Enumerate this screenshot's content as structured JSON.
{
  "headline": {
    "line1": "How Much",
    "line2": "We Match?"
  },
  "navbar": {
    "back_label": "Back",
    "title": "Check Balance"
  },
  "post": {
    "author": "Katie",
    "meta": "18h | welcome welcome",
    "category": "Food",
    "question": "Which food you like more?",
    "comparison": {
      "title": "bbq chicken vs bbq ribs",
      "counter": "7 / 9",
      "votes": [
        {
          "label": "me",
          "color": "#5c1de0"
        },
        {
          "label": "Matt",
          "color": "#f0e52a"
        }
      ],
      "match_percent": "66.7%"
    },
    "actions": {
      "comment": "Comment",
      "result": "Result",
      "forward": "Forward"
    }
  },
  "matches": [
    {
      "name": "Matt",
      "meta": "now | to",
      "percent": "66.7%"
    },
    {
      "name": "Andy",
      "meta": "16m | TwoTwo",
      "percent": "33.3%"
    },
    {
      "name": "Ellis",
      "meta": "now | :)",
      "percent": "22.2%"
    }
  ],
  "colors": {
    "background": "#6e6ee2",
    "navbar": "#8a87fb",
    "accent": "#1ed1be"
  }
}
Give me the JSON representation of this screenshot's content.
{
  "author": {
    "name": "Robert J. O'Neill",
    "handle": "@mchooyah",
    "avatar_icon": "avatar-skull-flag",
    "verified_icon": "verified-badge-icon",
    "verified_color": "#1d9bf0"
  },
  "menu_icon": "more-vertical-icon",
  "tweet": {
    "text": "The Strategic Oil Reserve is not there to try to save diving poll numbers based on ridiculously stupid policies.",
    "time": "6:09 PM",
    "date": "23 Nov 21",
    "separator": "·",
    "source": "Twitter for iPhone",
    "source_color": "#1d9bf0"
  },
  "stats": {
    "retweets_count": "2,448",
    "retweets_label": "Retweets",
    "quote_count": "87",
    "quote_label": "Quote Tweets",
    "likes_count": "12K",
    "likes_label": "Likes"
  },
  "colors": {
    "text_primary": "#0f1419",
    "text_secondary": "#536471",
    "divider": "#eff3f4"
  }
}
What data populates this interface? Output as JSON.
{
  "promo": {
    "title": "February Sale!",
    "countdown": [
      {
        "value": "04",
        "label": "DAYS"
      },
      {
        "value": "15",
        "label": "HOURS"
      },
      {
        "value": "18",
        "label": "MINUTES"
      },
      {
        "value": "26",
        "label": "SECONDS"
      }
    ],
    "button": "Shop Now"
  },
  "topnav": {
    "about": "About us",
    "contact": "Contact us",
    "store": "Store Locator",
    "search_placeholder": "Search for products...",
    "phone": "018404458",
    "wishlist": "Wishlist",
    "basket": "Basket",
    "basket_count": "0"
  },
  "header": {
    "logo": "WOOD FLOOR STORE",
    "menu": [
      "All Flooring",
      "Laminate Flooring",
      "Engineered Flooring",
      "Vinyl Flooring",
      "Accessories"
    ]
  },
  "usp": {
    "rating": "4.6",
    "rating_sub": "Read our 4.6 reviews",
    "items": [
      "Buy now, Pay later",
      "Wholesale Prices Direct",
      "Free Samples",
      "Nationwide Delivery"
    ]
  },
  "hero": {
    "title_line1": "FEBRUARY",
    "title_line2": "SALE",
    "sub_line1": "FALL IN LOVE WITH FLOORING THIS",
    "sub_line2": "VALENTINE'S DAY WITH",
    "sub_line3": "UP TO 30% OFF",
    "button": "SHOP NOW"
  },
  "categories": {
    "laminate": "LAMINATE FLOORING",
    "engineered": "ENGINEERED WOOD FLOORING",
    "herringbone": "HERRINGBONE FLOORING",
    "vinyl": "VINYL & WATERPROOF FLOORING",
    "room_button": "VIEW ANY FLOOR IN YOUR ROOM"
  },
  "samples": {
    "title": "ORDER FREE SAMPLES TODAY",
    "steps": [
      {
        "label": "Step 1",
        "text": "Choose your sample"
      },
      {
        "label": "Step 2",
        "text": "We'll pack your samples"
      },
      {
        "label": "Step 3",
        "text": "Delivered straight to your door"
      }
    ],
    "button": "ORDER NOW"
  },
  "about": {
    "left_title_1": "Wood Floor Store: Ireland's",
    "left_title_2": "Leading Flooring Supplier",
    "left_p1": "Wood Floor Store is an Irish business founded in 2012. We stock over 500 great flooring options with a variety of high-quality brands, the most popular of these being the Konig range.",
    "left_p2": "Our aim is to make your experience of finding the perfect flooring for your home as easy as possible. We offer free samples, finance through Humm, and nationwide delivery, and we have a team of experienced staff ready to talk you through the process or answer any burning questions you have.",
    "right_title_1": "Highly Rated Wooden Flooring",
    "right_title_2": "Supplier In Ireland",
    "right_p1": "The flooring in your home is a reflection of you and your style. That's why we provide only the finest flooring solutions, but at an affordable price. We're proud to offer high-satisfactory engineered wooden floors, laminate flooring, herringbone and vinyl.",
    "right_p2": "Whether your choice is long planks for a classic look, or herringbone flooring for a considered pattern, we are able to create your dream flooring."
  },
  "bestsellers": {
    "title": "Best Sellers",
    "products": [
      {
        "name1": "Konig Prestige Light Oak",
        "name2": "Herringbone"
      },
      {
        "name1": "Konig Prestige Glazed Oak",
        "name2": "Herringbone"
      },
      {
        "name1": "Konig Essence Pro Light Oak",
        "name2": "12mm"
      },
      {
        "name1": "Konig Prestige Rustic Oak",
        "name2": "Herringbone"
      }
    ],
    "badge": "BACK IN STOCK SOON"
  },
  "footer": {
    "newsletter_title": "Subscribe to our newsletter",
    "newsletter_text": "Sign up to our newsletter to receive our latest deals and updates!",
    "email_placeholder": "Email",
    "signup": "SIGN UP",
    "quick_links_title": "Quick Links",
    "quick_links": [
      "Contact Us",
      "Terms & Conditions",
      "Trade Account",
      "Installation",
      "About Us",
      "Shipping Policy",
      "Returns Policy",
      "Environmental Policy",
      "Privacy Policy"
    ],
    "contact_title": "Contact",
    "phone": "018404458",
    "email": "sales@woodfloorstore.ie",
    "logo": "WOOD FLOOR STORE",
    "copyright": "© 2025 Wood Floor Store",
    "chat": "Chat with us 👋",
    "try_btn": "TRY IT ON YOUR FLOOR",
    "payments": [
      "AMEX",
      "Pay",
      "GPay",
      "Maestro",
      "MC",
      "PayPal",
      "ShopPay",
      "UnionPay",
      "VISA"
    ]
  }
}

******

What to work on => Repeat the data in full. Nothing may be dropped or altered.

Answer to this problem =>
Enumerate this screenshot's content as structured JSON.
{
  "headline": {
    "line1": "How Much",
    "line2": "We Match?"
  },
  "navbar": {
    "back_label": "Back",
    "title": "Check Balance"
  },
  "post": {
    "author": "Katie",
    "meta": "18h | welcome welcome",
    "category": "Food",
    "question": "Which food you like more?",
    "comparison": {
      "title": "bbq chicken vs bbq ribs",
      "counter": "7 / 9",
      "votes": [
        {
          "label": "me",
          "color": "#5c1de0"
        },
        {
          "label": "Matt",
          "color": "#f0e52a"
        }
      ],
      "match_percent": "66.7%"
    },
    "actions": {
      "comment": "Comment",
      "result": "Result",
      "forward": "Forward"
    }
  },
  "matches": [
    {
      "name": "Matt",
      "meta": "now | to",
      "percent": "66.7%"
    },
    {
      "name": "Andy",
      "meta": "16m | TwoTwo",
      "percent": "33.3%"
    },
    {
      "name": "Ellis",
      "meta": "now | :)",
      "percent": "22.2%"
    }
  ],
  "colors": {
    "background": "#6e6ee2",
    "navbar": "#8a87fb",
    "accent": "#1ed1be"
  }
}
Give me the JSON representation of this screenshot's content.
{
  "author": {
    "name": "Robert J. O'Neill",
    "handle": "@mchooyah",
    "avatar_icon": "avatar-skull-flag",
    "verified_icon": "verified-badge-icon",
    "verified_color": "#1d9bf0"
  },
  "menu_icon": "more-vertical-icon",
  "tweet": {
    "text": "The Strategic Oil Reserve is not there to try to save diving poll numbers based on ridiculously stupid policies.",
    "time": "6:09 PM",
    "date": "23 Nov 21",
    "separator": "·",
    "source": "Twitter for iPhone",
    "source_color": "#1d9bf0"
  },
  "stats": {
    "retweets_count": "2,448",
    "retweets_label": "Retweets",
    "quote_count": "87",
    "quote_label": "Quote Tweets",
    "likes_count": "12K",
    "likes_label": "Likes"
  },
  "colors": {
    "text_primary": "#0f1419",
    "text_secondary": "#536471",
    "divider": "#eff3f4"
  }
}
What data populates this interface? Output as JSON.
{
  "promo": {
    "title": "February Sale!",
    "countdown": [
      {
        "value": "04",
        "label": "DAYS"
      },
      {
        "value": "15",
        "label": "HOURS"
      },
      {
        "value": "18",
        "label": "MINUTES"
      },
      {
        "value": "26",
        "label": "SECONDS"
      }
    ],
    "button": "Shop Now"
  },
  "topnav": {
    "about": "About us",
    "contact": "Contact us",
    "store": "Store Locator",
    "search_placeholder": "Search for products...",
    "phone": "018404458",
    "wishlist": "Wishlist",
    "basket": "Basket",
    "basket_count": "0"
  },
  "header": {
    "logo": "WOOD FLOOR STORE",
    "menu": [
      "All Flooring",
      "Laminate Flooring",
      "Engineered Flooring",
      "Vinyl Flooring",
      "Accessories"
    ]
  },
  "usp": {
    "rating": "4.6",
    "rating_sub": "Read our 4.6 reviews",
    "items": [
      "Buy now, Pay later",
      "Wholesale Prices Direct",
      "Free Samples",
      "Nationwide Delivery"
    ]
  },
  "hero": {
    "title_line1": "FEBRUARY",
    "title_line2": "SALE",
    "sub_line1": "FALL IN LOVE WITH FLOORING THIS",
    "sub_line2": "VALENTINE'S DAY WITH",
    "sub_line3": "UP TO 30% OFF",
    "button": "SHOP NOW"
  },
  "categories": {
    "laminate": "LAMINATE FLOORING",
    "engineered": "ENGINEERED WOOD FLOORING",
    "herringbone": "HERRINGBONE FLOORING",
    "vinyl": "VINYL & WATERPROOF FLOORING",
    "room_button": "VIEW ANY FLOOR IN YOUR ROOM"
  },
  "samples": {
    "title": "ORDER FREE SAMPLES TODAY",
    "steps": [
      {
        "label": "Step 1",
        "text": "Choose your sample"
      },
      {
        "label": "Step 2",
        "text": "We'll pack your samples"
      },
      {
        "label": "Step 3",
        "text": "Delivered straight to your door"
      }
    ],
    "button": "ORDER NOW"
  },
  "about": {
    "left_title_1": "Wood Floor Store: Ireland's",
    "left_title_2": "Leading Flooring Supplier",
    "left_p1": "Wood Floor Store is an Irish business founded in 2012. We stock over 500 great flooring options with a variety of high-quality brands, the most popular of these being the Konig range.",
    "left_p2": "Our aim is to make your experience of finding the perfect flooring for your home as easy as possible. We offer free samples, finance through Humm, and nationwide delivery, and we have a team of experienced staff ready to talk you through the process or answer any burning questions you have.",
    "right_title_1": "Highly Rated Wooden Flooring",
    "right_title_2": "Supplier In Ireland",
    "right_p1": "The flooring in your home is a reflection of you and your style. That's why we provide only the finest flooring solutions, but at an affordable price. We're proud to offer high-satisfactory engineered wooden floors, laminate flooring, herringbone and vinyl.",
    "right_p2": "Whether your choice is long planks for a classic look, or herringbone flooring for a considered pattern, we are able to create your dream flooring."
  },
  "bestsellers": {
    "title": "Best Sellers",
    "products": [
      {
        "name1": "Konig Prestige Light Oak",
        "name2": "Herringbone"
      },
      {
        "name1": "Konig Prestige Glazed Oak",
        "name2": "Herringbone"
      },
      {
        "name1": "Konig Essence Pro Light Oak",
        "name2": "12mm"
      },
      {
        "name1": "Konig Prestige Rustic Oak",
        "name2": "Herringbone"
      }
    ],
    "badge": "BACK IN STOCK SOON"
  },
  "footer": {
    "newsletter_title": "Subscribe to our newsletter",
    "newsletter_text": "Sign up to our newsletter to receive our latest deals and updates!",
    "email_placeholder": "Email",
    "signup": "SIGN UP",
    "quick_links_title": "Quick Links",
    "quick_links": [
      "Contact Us",
      "Terms & Conditions",
      "Trade Account",
      "Installation",
      "About Us",
      "Shipping Policy",
      "Returns Policy",
      "Environmental Policy",
      "Privacy Policy"
    ],
    "contact_title": "Contact",
    "phone": "018404458",
    "email": "sales@woodfloorstore.ie",
    "logo": "WOOD FLOOR STORE",
    "copyright": "© 2025 Wood Floor Store",
    "chat": "Chat with us 👋",
    "try_btn": "TRY IT ON YOUR FLOOR",
    "payments": [
      "AMEX",
      "Pay",
      "GPay",
      "Maestro",
      "MC",
      "PayPal",
      "ShopPay",
      "UnionPay",
      "VISA"
    ]
  }
}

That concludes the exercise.